“Even the illiterate can read the signs.” Ori Adeyemo, a forensic accountant said. “These banks are chasing after deposits with tempting offers beyond the market rate, they are not bothered with the implication for the cost of funds both to their operations and to the borrowers. Of course, we know that they are only interested in making their liquidity position look good as their different year end draw to a close. Despite the figures the CBN make public, you won’t believe that interest rate and other charges for loan in many banks are adding to about 34 percent of the loan offered. And that is where the borrower is lucky to get a bank to provide the loan. The simple truth is that lending activities have reduced significantly.
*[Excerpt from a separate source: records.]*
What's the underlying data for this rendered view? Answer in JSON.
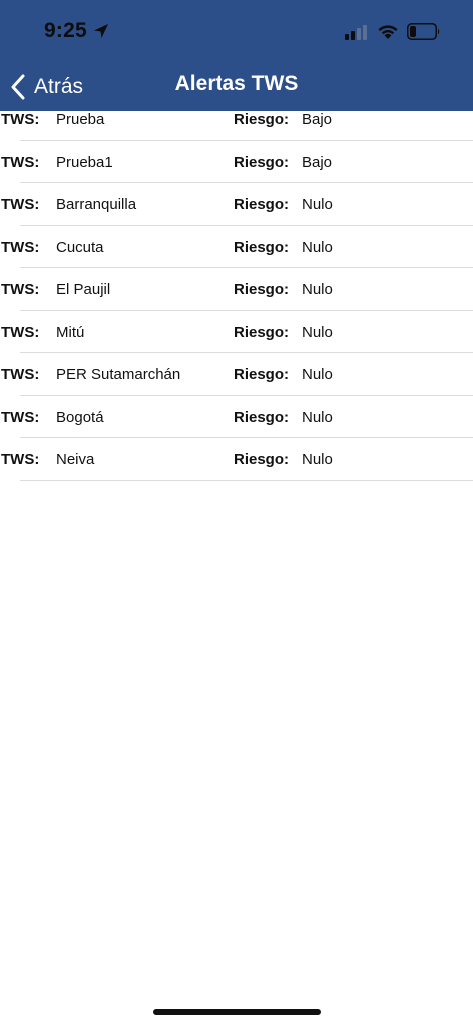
{
  "status_bar": {
    "time": "9:25"
  },
  "nav": {
    "back_label": "Atrás",
    "title": "Alertas TWS"
  },
  "labels": {
    "tws": "TWS:",
    "risk": "Riesgo:"
  },
  "alerts": [
    {
      "name": "Prueba",
      "risk": "Bajo"
    },
    {
      "name": "Prueba1",
      "risk": "Bajo"
    },
    {
      "name": "Barranquilla",
      "risk": "Nulo"
    },
    {
      "name": "Cucuta",
      "risk": "Nulo"
    },
    {
      "name": "El Paujil",
      "risk": "Nulo"
    },
    {
      "name": "Mitú",
      "risk": "Nulo"
    },
    {
      "name": "PER Sutamarchán",
      "risk": "Nulo"
    },
    {
      "name": "Bogotá",
      "risk": "Nulo"
    },
    {
      "name": "Neiva",
      "risk": "Nulo"
    }
  ],
  "colors": {
    "nav_background": "#2c4f8a",
    "nav_text": "#ffffff",
    "separator": "#dcdcdc"
  }
}
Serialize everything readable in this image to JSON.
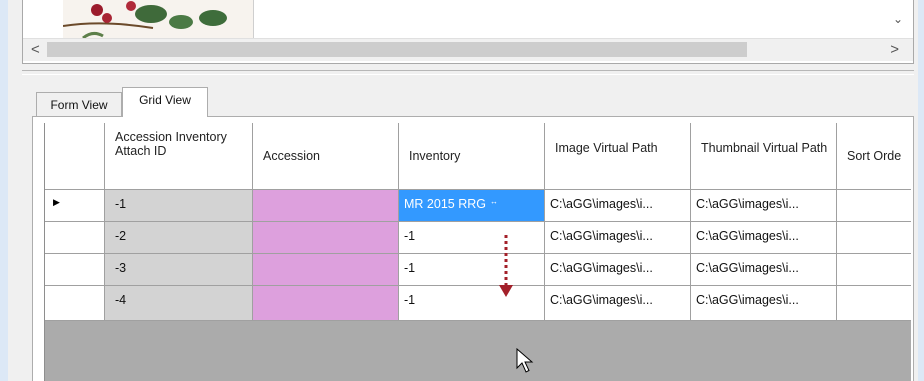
{
  "horizontal_scrollbar": {
    "left_arrow": "<",
    "right_arrow": ">"
  },
  "vertical_scrollbar": {
    "down_arrow": "⌄"
  },
  "tabs": [
    {
      "label": "Form View"
    },
    {
      "label": "Grid View"
    }
  ],
  "grid": {
    "columns": [
      "Accession Inventory Attach ID",
      "Accession",
      "Inventory",
      "Image Virtual Path",
      "Thumbnail Virtual Path",
      "Sort Orde"
    ],
    "current_row_marker": "▶",
    "rows": [
      {
        "id": "-1",
        "inventory": "MR 2015 RRG",
        "image_path": "C:\\aGG\\images\\i...",
        "thumb_path": "C:\\aGG\\images\\i..."
      },
      {
        "id": "-2",
        "inventory": "-1",
        "image_path": "C:\\aGG\\images\\i...",
        "thumb_path": "C:\\aGG\\images\\i..."
      },
      {
        "id": "-3",
        "inventory": "-1",
        "image_path": "C:\\aGG\\images\\i...",
        "thumb_path": "C:\\aGG\\images\\i..."
      },
      {
        "id": "-4",
        "inventory": "-1",
        "image_path": "C:\\aGG\\images\\i...",
        "thumb_path": "C:\\aGG\\images\\i..."
      }
    ],
    "selected_cell_icon": "↔"
  },
  "colors": {
    "accession_cell": "#dda0dd",
    "selected_cell": "#3399ff",
    "id_cell": "#d3d3d3",
    "grid_background": "#ababab",
    "annotation_arrow": "#a3202a"
  },
  "icons": [
    "plant-thumbnail",
    "scroll-left-icon",
    "scroll-right-icon",
    "scroll-down-icon",
    "row-indicator-icon",
    "pin-icon",
    "drag-down-arrow",
    "mouse-cursor-icon"
  ]
}
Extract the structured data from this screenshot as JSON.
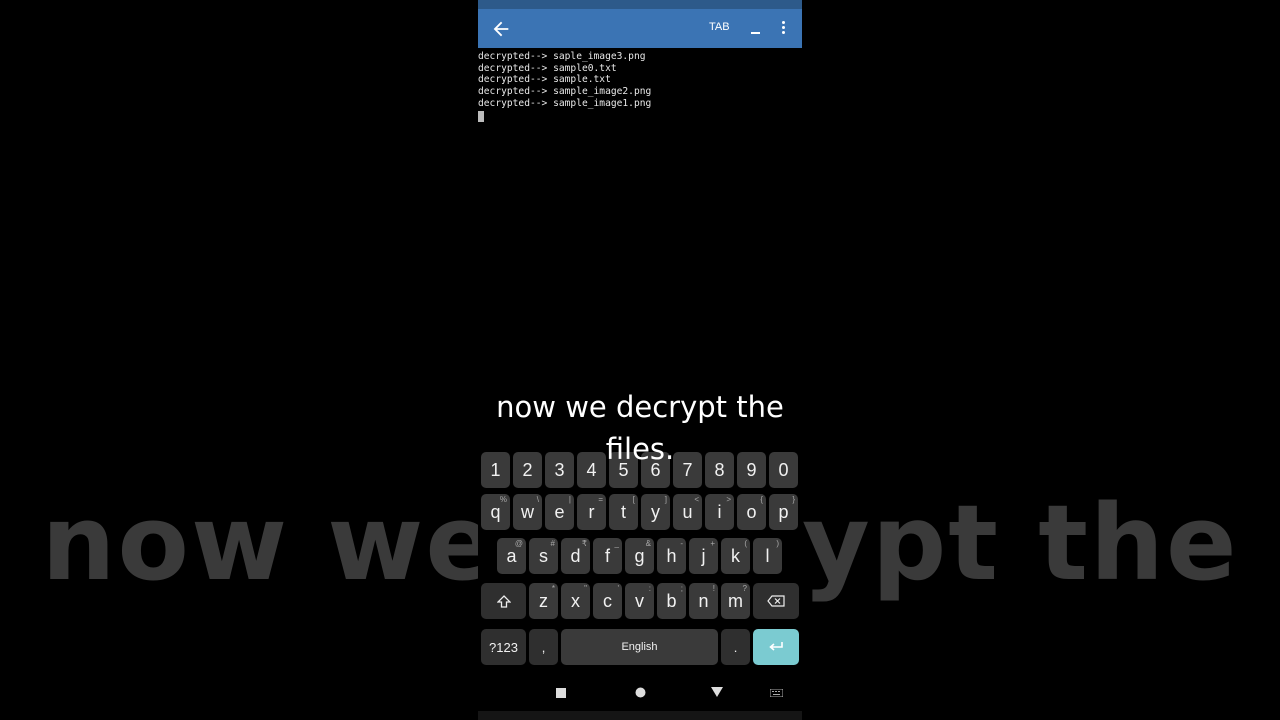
{
  "background_caption": "now we decrypt the",
  "toolbar": {
    "tab_label": "TAB"
  },
  "terminal": {
    "lines": [
      "decrypted--> saple_image3.png",
      "decrypted--> sample0.txt",
      "decrypted--> sample.txt",
      "decrypted--> sample_image2.png",
      "decrypted--> sample_image1.png"
    ]
  },
  "caption": "now we decrypt the files.",
  "keyboard": {
    "number_row": [
      "1",
      "2",
      "3",
      "4",
      "5",
      "6",
      "7",
      "8",
      "9",
      "0"
    ],
    "row1": [
      {
        "k": "q",
        "h": "%"
      },
      {
        "k": "w",
        "h": "\\"
      },
      {
        "k": "e",
        "h": "|"
      },
      {
        "k": "r",
        "h": "="
      },
      {
        "k": "t",
        "h": "["
      },
      {
        "k": "y",
        "h": "]"
      },
      {
        "k": "u",
        "h": "<"
      },
      {
        "k": "i",
        "h": ">"
      },
      {
        "k": "o",
        "h": "{"
      },
      {
        "k": "p",
        "h": "}"
      }
    ],
    "row2": [
      {
        "k": "a",
        "h": "@"
      },
      {
        "k": "s",
        "h": "#"
      },
      {
        "k": "d",
        "h": "₹"
      },
      {
        "k": "f",
        "h": "_"
      },
      {
        "k": "g",
        "h": "&"
      },
      {
        "k": "h",
        "h": "-"
      },
      {
        "k": "j",
        "h": "+"
      },
      {
        "k": "k",
        "h": "("
      },
      {
        "k": "l",
        "h": ")"
      }
    ],
    "row3": [
      {
        "k": "z",
        "h": "*"
      },
      {
        "k": "x",
        "h": "\""
      },
      {
        "k": "c",
        "h": "'"
      },
      {
        "k": "v",
        "h": ":"
      },
      {
        "k": "b",
        "h": ";"
      },
      {
        "k": "n",
        "h": "!"
      },
      {
        "k": "m",
        "h": "?"
      }
    ],
    "symbols_label": "?123",
    "comma": ",",
    "space_label": "English",
    "period": ".",
    "colors": {
      "key": "#3a3a3a",
      "enter": "#7bcbd1",
      "toolbar": "#3b74b4"
    }
  }
}
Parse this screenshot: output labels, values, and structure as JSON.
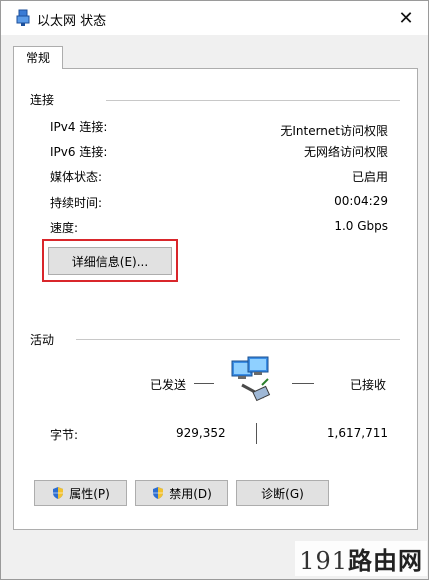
{
  "window": {
    "title": "以太网 状态",
    "close_label": "✕"
  },
  "tabs": [
    {
      "label": "常规"
    }
  ],
  "connection": {
    "section_title": "连接",
    "rows": [
      {
        "label": "IPv4 连接:",
        "value": "无Internet访问权限"
      },
      {
        "label": "IPv6 连接:",
        "value": "无网络访问权限"
      },
      {
        "label": "媒体状态:",
        "value": "已启用"
      },
      {
        "label": "持续时间:",
        "value": "00:04:29"
      },
      {
        "label": "速度:",
        "value": "1.0 Gbps"
      }
    ],
    "details_button": "详细信息(E)..."
  },
  "activity": {
    "section_title": "活动",
    "sent_label": "已发送",
    "received_label": "已接收",
    "bytes_label": "字节:",
    "bytes_sent": "929,352",
    "bytes_received": "1,617,711"
  },
  "buttons": {
    "properties": "属性(P)",
    "disable": "禁用(D)",
    "diagnose": "诊断(G)"
  },
  "watermark": {
    "number": "191",
    "text": "路由网"
  },
  "colors": {
    "highlight": "#d9262b",
    "panel_border": "#adadad"
  }
}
That is a fact.” Ori argued.

The general impact on the liquidity position may have been further indicated with the considerable increase in the Nigerian Inter Bank Offer Rate (NIBOR) (the NIBOR is the rate at which banks lend short term funds to each other) CBN data on the NIBOR as at the preceding week, released last week, showed that the 7-day NIBOR at the inter bank market transactions increased by 123 basis point to close at 18.14 percent from the week before figure of 16.92 percent.

The 90-day NIBOR also closed higher in the same period from 17.42 percent to 17.96 percent.

“Is it not clear that there is a situation in the banking industry if banks are lending to themselves at these high rates? You can imagine what rate they will lend to their customers. Even at that, it is becoming increasingly difficult for some banks to secure funds from the inter-bank lending platform because the strong banks are considering exposures to them as highly risky.” Bisi Iyaniwura, a lawyer with specialized practice in banking and corporate law said.

Meanwhile, it has been revealed that some financial institutions now reject collaterals in the form of shares and property and even treasury bills as securities for loans.

“FORTUNE&CLASS gathered that a second tier bank had approached a discount seeking its (discount house) assistance to secure a N150 million short term fund for its operations. However, after the discount house which is a subsidiary of a another first tier bank sought the position of its principal, the first tier bank rejected all the traditional forms of securities like shares, treasury bills and property the fund seeking bank was willing to provide.

“This, ultimately, foreclosed the funding negotiation.” A source privy to the negotiation informed that the discount house demanded for trading securities.

“They said they would prefer collateral that can be easily turned to cash like goods in warehouses and some other strange stuffs.” The source informed.